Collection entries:
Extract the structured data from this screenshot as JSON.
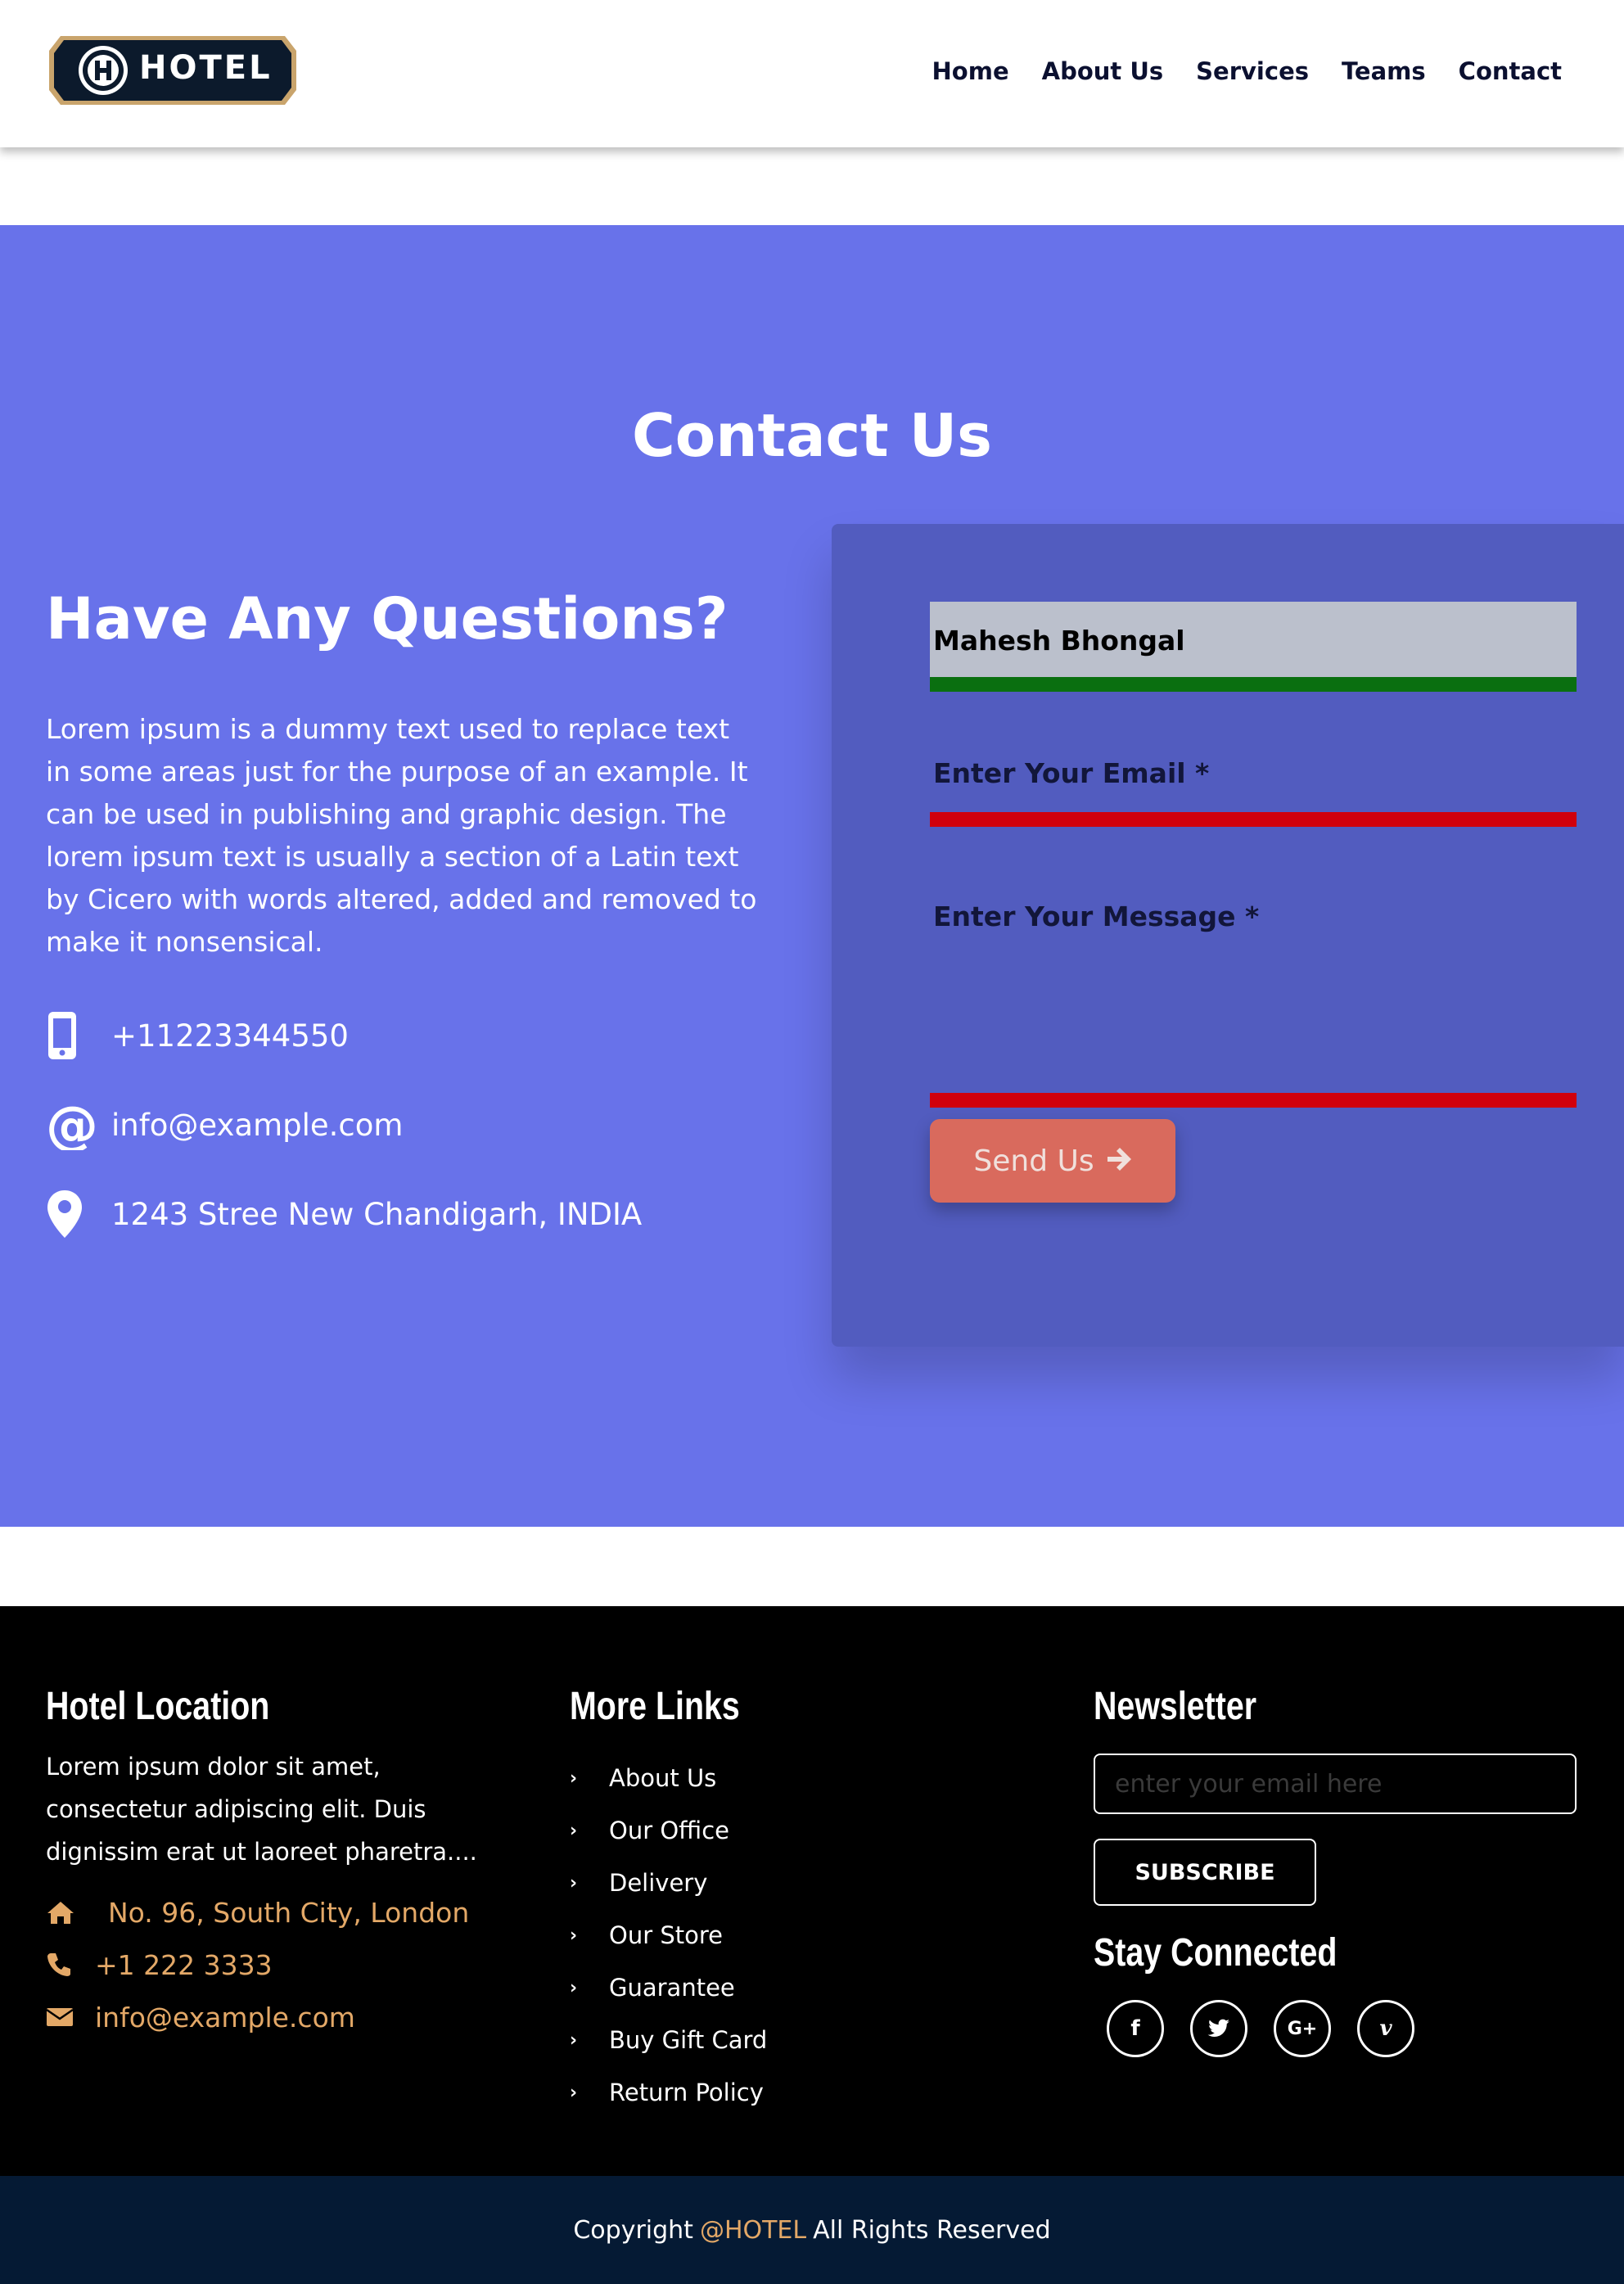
{
  "header": {
    "logo_text": "HOTEL",
    "nav": [
      "Home",
      "About Us",
      "Services",
      "Teams",
      "Contact"
    ]
  },
  "contact": {
    "title": "Contact Us",
    "heading": "Have Any Questions?",
    "description": "Lorem ipsum is a dummy text used to replace text in some areas just for the purpose of an example. It can be used in publishing and graphic design. The lorem ipsum text is usually a section of a Latin text by Cicero with words altered, added and removed to make it nonsensical.",
    "phone": "+11223344550",
    "email": "info@example.com",
    "address": "1243 Stree New Chandigarh, INDIA",
    "form": {
      "name_value": "Mahesh Bhongal",
      "email_label": "Enter Your Email *",
      "message_label": "Enter Your Message *",
      "send_label": "Send Us"
    }
  },
  "footer": {
    "location": {
      "heading": "Hotel Location",
      "text": "Lorem ipsum dolor sit amet, consectetur adipiscing elit. Duis dignissim erat ut laoreet pharetra....",
      "address": "No. 96, South City, London",
      "phone": "+1 222 3333",
      "email": "info@example.com"
    },
    "links": {
      "heading": "More Links",
      "items": [
        "About Us",
        "Our Office",
        "Delivery",
        "Our Store",
        "Guarantee",
        "Buy Gift Card",
        "Return Policy"
      ]
    },
    "newsletter": {
      "heading": "Newsletter",
      "placeholder": "enter your email here",
      "subscribe": "SUBSCRIBE",
      "stay_heading": "Stay Connected"
    }
  },
  "copyright": {
    "prefix": "Copyright",
    "brand": "@HOTEL",
    "suffix": "All Rights Reserved"
  },
  "colors": {
    "contact_bg": "#6872ea",
    "form_bg": "#525cbf",
    "accent": "#e3a867",
    "button": "#d96a5d",
    "invalid_line": "#d0000c",
    "valid_line": "#0a6f10"
  }
}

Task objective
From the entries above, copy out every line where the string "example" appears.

Answer for the task
    "description": "Lorem ipsum is a dummy text used to replace text in some areas just for the purpose of an example. It can be used in publishing and graphic design. The lorem ipsum text is usually a section of a Latin text by Cicero with words altered, added and removed to make it nonsensical.",
    "email": "info@example.com",
      "email": "info@example.com"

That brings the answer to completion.